According to Hild, Barry would even tell Andy, “We have three of us [as the Bee Gees], but look at what you do. We can’t do that.”
But Andy, who idolized his eldest brother, felt uncertain about his talents despite receiving constant assurance from him. Hild said Barry adored his brother and believed in his talent.
Hild claimed that privately, Andy struggled with his insecurities as he attempted to cope with fame. Then temptation in Miami Beach came calling.
“Cocaine was rampant,” Hild said. “I think it started very innocently since it was part of the culture. Many artists during this era were using cocaine.”
Andy also struggled in his personal life. According to Hild, he fell head over heels for “Dallas” actress Victoria Principal in 1981. But the whirlwind romance was also tumultuous. to reports, drugs were a contributing factor according to their split.
“The relationship was pretty stormy by all accounts,” Hild said. “[But] Andy’s problems started long before Victoria… and when they broke up, he was just devastated. Andy’s role models were his brothers, especially Barry. All the brothers found love early and had these lengthy marriages. His parents also had a very long marriage. Some people told me that Andy wanted the kind of relationship that his brothers and parents had. He had a brief marriage to Kim Reader [from 1976 to 1978] and they had a daughter. But he never found that lasting relationship he was looking for. He wanted a long, lasting marriage, a happy family, a peaceful home life and a bunch of children. It just never happened.”

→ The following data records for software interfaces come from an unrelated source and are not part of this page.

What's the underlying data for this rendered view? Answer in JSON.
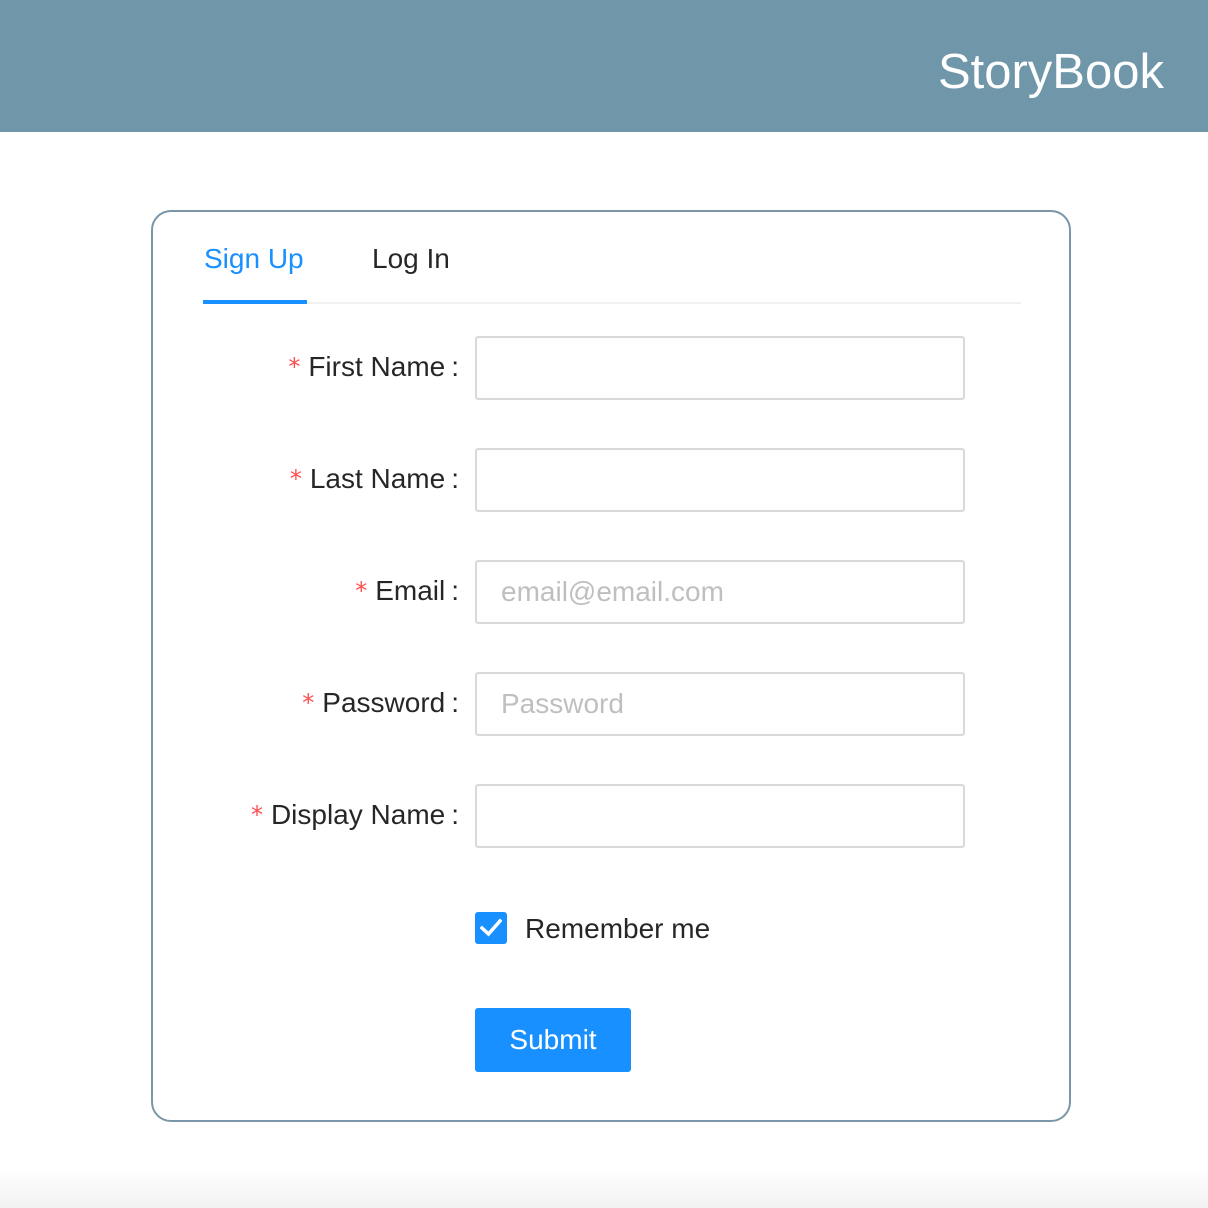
{
  "header": {
    "title": "StoryBook",
    "background_color": "#7096aa"
  },
  "tabs": [
    {
      "label": "Sign Up",
      "active": true
    },
    {
      "label": "Log In",
      "active": false
    }
  ],
  "form": {
    "fields": [
      {
        "label": "First Name",
        "required": true,
        "value": "",
        "placeholder": ""
      },
      {
        "label": "Last Name",
        "required": true,
        "value": "",
        "placeholder": ""
      },
      {
        "label": "Email",
        "required": true,
        "value": "",
        "placeholder": "email@email.com"
      },
      {
        "label": "Password",
        "required": true,
        "value": "",
        "placeholder": "Password"
      },
      {
        "label": "Display Name",
        "required": true,
        "value": "",
        "placeholder": ""
      }
    ],
    "required_mark": "*",
    "label_suffix": ":",
    "remember_me": {
      "label": "Remember me",
      "checked": true,
      "icon": "checkmark-icon"
    },
    "submit_label": "Submit"
  },
  "colors": {
    "accent": "#1890ff",
    "required": "#ff4d4f",
    "card_border": "#7a96a8"
  }
}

Andy’s struggles with drugs worsened, and it became known in the industry, the author pointed out. In 1982, Andy admitted to “Good Morning America” that he had “a very bad nervous breakdown.”
“I had everything I wanted, and I just blew it all up,” Gibb admitted at the time.
Andy’s family urged him to go to rehab, and he finally did in 1985 when he checked into the Betty Ford Center. But once a clean Andy was out, he could not relaunch his once thriving career.
“By the time he was ready to work again, his reputation was just shot,” said Hild. “He had a reputation for being unreliable. He had opportunities to do films and television shows, but too many times, he wouldn’t show up for things. And he was away from pop music for a long time. The industry had changed. People who would have hired him for things were now afraid to touch him… But he still talked of his comeback. He was trying even at the end.”
Andy passed away five days after his birthday. A pathologist found no evidence of alcohol or other substances. The of his inflammation heart was the result of a viral infection.
His mother Barbara Gibb once said, “When he died, it had nothing to do with drugs at all, but the damage had been done through drugs in the first place.”
Hild said that Andy’s heart problem was “going on for years and was likely drug-related.”
“I think what ultimately destroyed Andy was his insecurities,” said Hild. “Several people told me they believed his addictions came from his emotional struggles dealing with fame so quickly. And when he couldn’t hold on to that career, he became depressed. And that overwhelmed him.”
Hild hopes that his book will encourage readers to reassess Andy’s legacy in music.
“His problems were so heavily publicized, and it sadly overshadowed his work,” said Hild. “But he was so much more than the kid brother of the Bee Gees. He had the courage to pursue music on his own. His career was a triumph. Who knows what he could have further had he lived? He had it all, but he lost his way.”
The Associated Press contributed to this report.